▶ **Excerpted records**:
——

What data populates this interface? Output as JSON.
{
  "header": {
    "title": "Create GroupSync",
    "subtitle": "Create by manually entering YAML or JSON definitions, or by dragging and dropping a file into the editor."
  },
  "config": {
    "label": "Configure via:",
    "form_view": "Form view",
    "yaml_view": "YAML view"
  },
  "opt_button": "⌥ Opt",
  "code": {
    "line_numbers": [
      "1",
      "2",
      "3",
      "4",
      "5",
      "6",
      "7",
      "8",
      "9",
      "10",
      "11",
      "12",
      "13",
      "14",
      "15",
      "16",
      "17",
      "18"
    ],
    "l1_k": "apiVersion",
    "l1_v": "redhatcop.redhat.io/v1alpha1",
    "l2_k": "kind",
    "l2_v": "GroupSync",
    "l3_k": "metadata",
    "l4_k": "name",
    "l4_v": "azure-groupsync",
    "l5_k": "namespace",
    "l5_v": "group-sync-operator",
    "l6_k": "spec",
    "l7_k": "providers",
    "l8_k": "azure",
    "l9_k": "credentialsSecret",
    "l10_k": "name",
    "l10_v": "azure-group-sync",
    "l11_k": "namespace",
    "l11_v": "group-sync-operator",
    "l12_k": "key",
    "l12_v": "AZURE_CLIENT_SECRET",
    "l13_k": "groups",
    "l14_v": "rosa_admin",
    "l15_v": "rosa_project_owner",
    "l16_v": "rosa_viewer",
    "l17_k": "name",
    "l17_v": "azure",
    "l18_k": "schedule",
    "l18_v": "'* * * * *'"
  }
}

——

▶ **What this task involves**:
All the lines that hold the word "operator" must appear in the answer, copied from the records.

▶ **Exercise response**:
    "l5_v": "group-sync-operator",
    "l11_v": "group-sync-operator",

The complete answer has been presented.